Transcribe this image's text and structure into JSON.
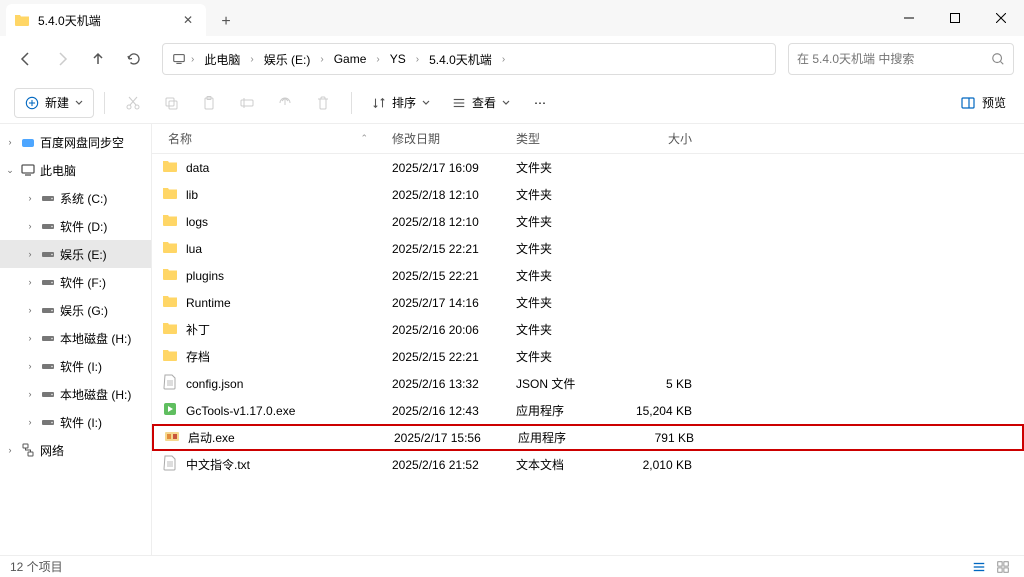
{
  "window": {
    "tab_title": "5.4.0天机端"
  },
  "breadcrumb": {
    "items": [
      "此电脑",
      "娱乐 (E:)",
      "Game",
      "YS",
      "5.4.0天机端"
    ]
  },
  "search": {
    "placeholder": "在 5.4.0天机端 中搜索"
  },
  "toolbar": {
    "new_label": "新建",
    "sort_label": "排序",
    "view_label": "查看",
    "preview_label": "预览"
  },
  "tree": {
    "items": [
      {
        "label": "百度网盘同步空",
        "icon": "cloud",
        "indent": 0,
        "chev": "right",
        "selected": false
      },
      {
        "label": "此电脑",
        "icon": "pc",
        "indent": 0,
        "chev": "down",
        "selected": false
      },
      {
        "label": "系统 (C:)",
        "icon": "drive",
        "indent": 1,
        "chev": "right",
        "selected": false
      },
      {
        "label": "软件 (D:)",
        "icon": "drive",
        "indent": 1,
        "chev": "right",
        "selected": false
      },
      {
        "label": "娱乐 (E:)",
        "icon": "drive",
        "indent": 1,
        "chev": "right",
        "selected": true
      },
      {
        "label": "软件 (F:)",
        "icon": "drive",
        "indent": 1,
        "chev": "right",
        "selected": false
      },
      {
        "label": "娱乐 (G:)",
        "icon": "drive",
        "indent": 1,
        "chev": "right",
        "selected": false
      },
      {
        "label": "本地磁盘 (H:)",
        "icon": "drive",
        "indent": 1,
        "chev": "right",
        "selected": false
      },
      {
        "label": "软件 (I:)",
        "icon": "drive",
        "indent": 1,
        "chev": "right",
        "selected": false
      },
      {
        "label": "本地磁盘 (H:)",
        "icon": "drive",
        "indent": 1,
        "chev": "right",
        "selected": false
      },
      {
        "label": "软件 (I:)",
        "icon": "drive",
        "indent": 1,
        "chev": "right",
        "selected": false
      },
      {
        "label": "网络",
        "icon": "network",
        "indent": 0,
        "chev": "right",
        "selected": false
      }
    ]
  },
  "columns": {
    "name": "名称",
    "date": "修改日期",
    "type": "类型",
    "size": "大小"
  },
  "files": [
    {
      "name": "data",
      "date": "2025/2/17 16:09",
      "type": "文件夹",
      "size": "",
      "icon": "folder",
      "highlighted": false
    },
    {
      "name": "lib",
      "date": "2025/2/18 12:10",
      "type": "文件夹",
      "size": "",
      "icon": "folder",
      "highlighted": false
    },
    {
      "name": "logs",
      "date": "2025/2/18 12:10",
      "type": "文件夹",
      "size": "",
      "icon": "folder",
      "highlighted": false
    },
    {
      "name": "lua",
      "date": "2025/2/15 22:21",
      "type": "文件夹",
      "size": "",
      "icon": "folder",
      "highlighted": false
    },
    {
      "name": "plugins",
      "date": "2025/2/15 22:21",
      "type": "文件夹",
      "size": "",
      "icon": "folder",
      "highlighted": false
    },
    {
      "name": "Runtime",
      "date": "2025/2/17 14:16",
      "type": "文件夹",
      "size": "",
      "icon": "folder",
      "highlighted": false
    },
    {
      "name": "补丁",
      "date": "2025/2/16 20:06",
      "type": "文件夹",
      "size": "",
      "icon": "folder",
      "highlighted": false
    },
    {
      "name": "存档",
      "date": "2025/2/15 22:21",
      "type": "文件夹",
      "size": "",
      "icon": "folder",
      "highlighted": false
    },
    {
      "name": "config.json",
      "date": "2025/2/16 13:32",
      "type": "JSON 文件",
      "size": "5 KB",
      "icon": "txt",
      "highlighted": false
    },
    {
      "name": "GcTools-v1.17.0.exe",
      "date": "2025/2/16 12:43",
      "type": "应用程序",
      "size": "15,204 KB",
      "icon": "exe-green",
      "highlighted": false
    },
    {
      "name": "启动.exe",
      "date": "2025/2/17 15:56",
      "type": "应用程序",
      "size": "791 KB",
      "icon": "exe-app",
      "highlighted": true
    },
    {
      "name": "中文指令.txt",
      "date": "2025/2/16 21:52",
      "type": "文本文档",
      "size": "2,010 KB",
      "icon": "txt",
      "highlighted": false
    }
  ],
  "status": {
    "count_label": "12 个项目"
  }
}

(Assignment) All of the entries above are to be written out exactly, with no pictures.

(Finished exercise)
Transcribe this image's text and structure into JSON.
{
  "window": {
    "tab_title": "5.4.0天机端"
  },
  "breadcrumb": {
    "items": [
      "此电脑",
      "娱乐 (E:)",
      "Game",
      "YS",
      "5.4.0天机端"
    ]
  },
  "search": {
    "placeholder": "在 5.4.0天机端 中搜索"
  },
  "toolbar": {
    "new_label": "新建",
    "sort_label": "排序",
    "view_label": "查看",
    "preview_label": "预览"
  },
  "tree": {
    "items": [
      {
        "label": "百度网盘同步空",
        "icon": "cloud",
        "indent": 0,
        "chev": "right",
        "selected": false
      },
      {
        "label": "此电脑",
        "icon": "pc",
        "indent": 0,
        "chev": "down",
        "selected": false
      },
      {
        "label": "系统 (C:)",
        "icon": "drive",
        "indent": 1,
        "chev": "right",
        "selected": false
      },
      {
        "label": "软件 (D:)",
        "icon": "drive",
        "indent": 1,
        "chev": "right",
        "selected": false
      },
      {
        "label": "娱乐 (E:)",
        "icon": "drive",
        "indent": 1,
        "chev": "right",
        "selected": true
      },
      {
        "label": "软件 (F:)",
        "icon": "drive",
        "indent": 1,
        "chev": "right",
        "selected": false
      },
      {
        "label": "娱乐 (G:)",
        "icon": "drive",
        "indent": 1,
        "chev": "right",
        "selected": false
      },
      {
        "label": "本地磁盘 (H:)",
        "icon": "drive",
        "indent": 1,
        "chev": "right",
        "selected": false
      },
      {
        "label": "软件 (I:)",
        "icon": "drive",
        "indent": 1,
        "chev": "right",
        "selected": false
      },
      {
        "label": "本地磁盘 (H:)",
        "icon": "drive",
        "indent": 1,
        "chev": "right",
        "selected": false
      },
      {
        "label": "软件 (I:)",
        "icon": "drive",
        "indent": 1,
        "chev": "right",
        "selected": false
      },
      {
        "label": "网络",
        "icon": "network",
        "indent": 0,
        "chev": "right",
        "selected": false
      }
    ]
  },
  "columns": {
    "name": "名称",
    "date": "修改日期",
    "type": "类型",
    "size": "大小"
  },
  "files": [
    {
      "name": "data",
      "date": "2025/2/17 16:09",
      "type": "文件夹",
      "size": "",
      "icon": "folder",
      "highlighted": false
    },
    {
      "name": "lib",
      "date": "2025/2/18 12:10",
      "type": "文件夹",
      "size": "",
      "icon": "folder",
      "highlighted": false
    },
    {
      "name": "logs",
      "date": "2025/2/18 12:10",
      "type": "文件夹",
      "size": "",
      "icon": "folder",
      "highlighted": false
    },
    {
      "name": "lua",
      "date": "2025/2/15 22:21",
      "type": "文件夹",
      "size": "",
      "icon": "folder",
      "highlighted": false
    },
    {
      "name": "plugins",
      "date": "2025/2/15 22:21",
      "type": "文件夹",
      "size": "",
      "icon": "folder",
      "highlighted": false
    },
    {
      "name": "Runtime",
      "date": "2025/2/17 14:16",
      "type": "文件夹",
      "size": "",
      "icon": "folder",
      "highlighted": false
    },
    {
      "name": "补丁",
      "date": "2025/2/16 20:06",
      "type": "文件夹",
      "size": "",
      "icon": "folder",
      "highlighted": false
    },
    {
      "name": "存档",
      "date": "2025/2/15 22:21",
      "type": "文件夹",
      "size": "",
      "icon": "folder",
      "highlighted": false
    },
    {
      "name": "config.json",
      "date": "2025/2/16 13:32",
      "type": "JSON 文件",
      "size": "5 KB",
      "icon": "txt",
      "highlighted": false
    },
    {
      "name": "GcTools-v1.17.0.exe",
      "date": "2025/2/16 12:43",
      "type": "应用程序",
      "size": "15,204 KB",
      "icon": "exe-green",
      "highlighted": false
    },
    {
      "name": "启动.exe",
      "date": "2025/2/17 15:56",
      "type": "应用程序",
      "size": "791 KB",
      "icon": "exe-app",
      "highlighted": true
    },
    {
      "name": "中文指令.txt",
      "date": "2025/2/16 21:52",
      "type": "文本文档",
      "size": "2,010 KB",
      "icon": "txt",
      "highlighted": false
    }
  ],
  "status": {
    "count_label": "12 个项目"
  }
}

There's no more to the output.